Task instructions: From the first entry to the last, copy the material exactly as it stands.

Provided data:
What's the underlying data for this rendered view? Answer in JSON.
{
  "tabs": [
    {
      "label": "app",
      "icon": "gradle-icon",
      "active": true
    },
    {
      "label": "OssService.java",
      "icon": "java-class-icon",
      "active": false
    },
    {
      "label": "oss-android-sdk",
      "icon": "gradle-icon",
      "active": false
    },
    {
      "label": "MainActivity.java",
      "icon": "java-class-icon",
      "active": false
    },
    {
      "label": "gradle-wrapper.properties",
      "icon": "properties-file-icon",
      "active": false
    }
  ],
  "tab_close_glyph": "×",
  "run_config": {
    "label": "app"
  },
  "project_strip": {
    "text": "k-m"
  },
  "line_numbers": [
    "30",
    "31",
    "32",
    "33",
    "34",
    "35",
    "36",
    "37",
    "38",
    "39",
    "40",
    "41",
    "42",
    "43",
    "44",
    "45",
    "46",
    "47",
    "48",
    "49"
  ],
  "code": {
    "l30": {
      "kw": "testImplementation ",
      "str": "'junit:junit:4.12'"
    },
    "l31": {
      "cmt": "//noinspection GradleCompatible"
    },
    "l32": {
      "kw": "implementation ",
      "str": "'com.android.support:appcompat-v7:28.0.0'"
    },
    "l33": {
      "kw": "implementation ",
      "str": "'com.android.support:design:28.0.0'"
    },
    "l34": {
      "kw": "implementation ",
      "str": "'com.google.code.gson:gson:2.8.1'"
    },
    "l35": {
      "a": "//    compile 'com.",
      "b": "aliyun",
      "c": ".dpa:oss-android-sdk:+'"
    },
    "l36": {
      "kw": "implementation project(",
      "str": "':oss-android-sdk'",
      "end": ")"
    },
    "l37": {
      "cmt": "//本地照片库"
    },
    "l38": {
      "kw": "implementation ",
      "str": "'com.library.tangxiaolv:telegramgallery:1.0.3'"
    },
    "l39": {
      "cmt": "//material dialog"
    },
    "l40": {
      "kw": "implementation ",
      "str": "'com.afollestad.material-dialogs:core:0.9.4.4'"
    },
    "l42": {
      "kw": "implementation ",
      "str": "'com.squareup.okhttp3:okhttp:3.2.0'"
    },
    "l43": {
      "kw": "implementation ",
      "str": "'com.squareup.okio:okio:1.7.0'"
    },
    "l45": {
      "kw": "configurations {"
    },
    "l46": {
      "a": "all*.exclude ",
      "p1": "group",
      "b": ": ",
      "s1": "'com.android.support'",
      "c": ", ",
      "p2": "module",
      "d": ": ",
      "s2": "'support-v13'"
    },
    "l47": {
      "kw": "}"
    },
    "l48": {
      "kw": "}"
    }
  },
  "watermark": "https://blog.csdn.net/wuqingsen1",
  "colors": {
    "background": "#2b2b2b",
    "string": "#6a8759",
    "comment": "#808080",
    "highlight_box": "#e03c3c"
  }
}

Exercise solution:
What's the underlying data for this rendered view? Answer in JSON.
{
  "tabs": [
    {
      "label": "app",
      "icon": "gradle-icon",
      "active": true
    },
    {
      "label": "OssService.java",
      "icon": "java-class-icon",
      "active": false
    },
    {
      "label": "oss-android-sdk",
      "icon": "gradle-icon",
      "active": false
    },
    {
      "label": "MainActivity.java",
      "icon": "java-class-icon",
      "active": false
    },
    {
      "label": "gradle-wrapper.properties",
      "icon": "properties-file-icon",
      "active": false
    }
  ],
  "tab_close_glyph": "×",
  "run_config": {
    "label": "app"
  },
  "project_strip": {
    "text": "k-m"
  },
  "line_numbers": [
    "30",
    "31",
    "32",
    "33",
    "34",
    "35",
    "36",
    "37",
    "38",
    "39",
    "40",
    "41",
    "42",
    "43",
    "44",
    "45",
    "46",
    "47",
    "48",
    "49"
  ],
  "code": {
    "l30": {
      "kw": "testImplementation ",
      "str": "'junit:junit:4.12'"
    },
    "l31": {
      "cmt": "//noinspection GradleCompatible"
    },
    "l32": {
      "kw": "implementation ",
      "str": "'com.android.support:appcompat-v7:28.0.0'"
    },
    "l33": {
      "kw": "implementation ",
      "str": "'com.android.support:design:28.0.0'"
    },
    "l34": {
      "kw": "implementation ",
      "str": "'com.google.code.gson:gson:2.8.1'"
    },
    "l35": {
      "a": "//    compile 'com.",
      "b": "aliyun",
      "c": ".dpa:oss-android-sdk:+'"
    },
    "l36": {
      "kw": "implementation project(",
      "str": "':oss-android-sdk'",
      "end": ")"
    },
    "l37": {
      "cmt": "//本地照片库"
    },
    "l38": {
      "kw": "implementation ",
      "str": "'com.library.tangxiaolv:telegramgallery:1.0.3'"
    },
    "l39": {
      "cmt": "//material dialog"
    },
    "l40": {
      "kw": "implementation ",
      "str": "'com.afollestad.material-dialogs:core:0.9.4.4'"
    },
    "l42": {
      "kw": "implementation ",
      "str": "'com.squareup.okhttp3:okhttp:3.2.0'"
    },
    "l43": {
      "kw": "implementation ",
      "str": "'com.squareup.okio:okio:1.7.0'"
    },
    "l45": {
      "kw": "configurations {"
    },
    "l46": {
      "a": "all*.exclude ",
      "p1": "group",
      "b": ": ",
      "s1": "'com.android.support'",
      "c": ", ",
      "p2": "module",
      "d": ": ",
      "s2": "'support-v13'"
    },
    "l47": {
      "kw": "}"
    },
    "l48": {
      "kw": "}"
    }
  },
  "watermark": "https://blog.csdn.net/wuqingsen1",
  "colors": {
    "background": "#2b2b2b",
    "string": "#6a8759",
    "comment": "#808080",
    "highlight_box": "#e03c3c"
  }
}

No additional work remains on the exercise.